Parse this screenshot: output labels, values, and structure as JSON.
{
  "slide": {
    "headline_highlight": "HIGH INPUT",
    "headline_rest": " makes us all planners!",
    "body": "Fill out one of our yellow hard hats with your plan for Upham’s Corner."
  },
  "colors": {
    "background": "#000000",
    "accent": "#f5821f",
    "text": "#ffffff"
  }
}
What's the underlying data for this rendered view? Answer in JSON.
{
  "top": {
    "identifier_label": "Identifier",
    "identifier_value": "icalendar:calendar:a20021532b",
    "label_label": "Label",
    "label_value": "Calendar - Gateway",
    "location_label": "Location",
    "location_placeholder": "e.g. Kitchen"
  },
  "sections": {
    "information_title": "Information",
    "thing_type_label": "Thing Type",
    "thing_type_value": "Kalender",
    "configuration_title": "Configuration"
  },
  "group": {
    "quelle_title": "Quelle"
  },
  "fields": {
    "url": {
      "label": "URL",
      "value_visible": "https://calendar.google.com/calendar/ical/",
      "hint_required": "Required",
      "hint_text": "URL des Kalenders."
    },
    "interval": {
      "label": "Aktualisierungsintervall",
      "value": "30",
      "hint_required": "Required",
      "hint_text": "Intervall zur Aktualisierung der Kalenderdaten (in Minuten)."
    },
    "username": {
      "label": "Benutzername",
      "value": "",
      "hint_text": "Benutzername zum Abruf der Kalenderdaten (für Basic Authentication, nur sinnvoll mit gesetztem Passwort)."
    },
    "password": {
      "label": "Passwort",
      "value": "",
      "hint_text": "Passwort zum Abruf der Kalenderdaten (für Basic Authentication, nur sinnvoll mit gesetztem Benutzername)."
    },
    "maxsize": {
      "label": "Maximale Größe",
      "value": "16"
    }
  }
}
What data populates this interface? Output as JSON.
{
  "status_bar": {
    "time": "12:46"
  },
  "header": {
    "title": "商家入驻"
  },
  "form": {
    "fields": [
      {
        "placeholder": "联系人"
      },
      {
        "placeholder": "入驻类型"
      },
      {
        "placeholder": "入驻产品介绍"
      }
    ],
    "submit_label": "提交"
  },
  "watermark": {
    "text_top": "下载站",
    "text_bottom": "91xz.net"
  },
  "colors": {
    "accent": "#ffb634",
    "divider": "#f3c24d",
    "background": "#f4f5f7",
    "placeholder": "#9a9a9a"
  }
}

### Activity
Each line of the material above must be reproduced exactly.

### Response for this exercise
Parse this screenshot: output labels, values, and structure as JSON.
{
  "slide": {
    "headline_highlight": "HIGH INPUT",
    "headline_rest": " makes us all planners!",
    "body": "Fill out one of our yellow hard hats with your plan for Upham’s Corner."
  },
  "colors": {
    "background": "#000000",
    "accent": "#f5821f",
    "text": "#ffffff"
  }
}
What's the underlying data for this rendered view? Answer in JSON.
{
  "top": {
    "identifier_label": "Identifier",
    "identifier_value": "icalendar:calendar:a20021532b",
    "label_label": "Label",
    "label_value": "Calendar - Gateway",
    "location_label": "Location",
    "location_placeholder": "e.g. Kitchen"
  },
  "sections": {
    "information_title": "Information",
    "thing_type_label": "Thing Type",
    "thing_type_value": "Kalender",
    "configuration_title": "Configuration"
  },
  "group": {
    "quelle_title": "Quelle"
  },
  "fields": {
    "url": {
      "label": "URL",
      "value_visible": "https://calendar.google.com/calendar/ical/",
      "hint_required": "Required",
      "hint_text": "URL des Kalenders."
    },
    "interval": {
      "label": "Aktualisierungsintervall",
      "value": "30",
      "hint_required": "Required",
      "hint_text": "Intervall zur Aktualisierung der Kalenderdaten (in Minuten)."
    },
    "username": {
      "label": "Benutzername",
      "value": "",
      "hint_text": "Benutzername zum Abruf der Kalenderdaten (für Basic Authentication, nur sinnvoll mit gesetztem Passwort)."
    },
    "password": {
      "label": "Passwort",
      "value": "",
      "hint_text": "Passwort zum Abruf der Kalenderdaten (für Basic Authentication, nur sinnvoll mit gesetztem Benutzername)."
    },
    "maxsize": {
      "label": "Maximale Größe",
      "value": "16"
    }
  }
}
What data populates this interface? Output as JSON.
{
  "status_bar": {
    "time": "12:46"
  },
  "header": {
    "title": "商家入驻"
  },
  "form": {
    "fields": [
      {
        "placeholder": "联系人"
      },
      {
        "placeholder": "入驻类型"
      },
      {
        "placeholder": "入驻产品介绍"
      }
    ],
    "submit_label": "提交"
  },
  "watermark": {
    "text_top": "下载站",
    "text_bottom": "91xz.net"
  },
  "colors": {
    "accent": "#ffb634",
    "divider": "#f3c24d",
    "background": "#f4f5f7",
    "placeholder": "#9a9a9a"
  }
}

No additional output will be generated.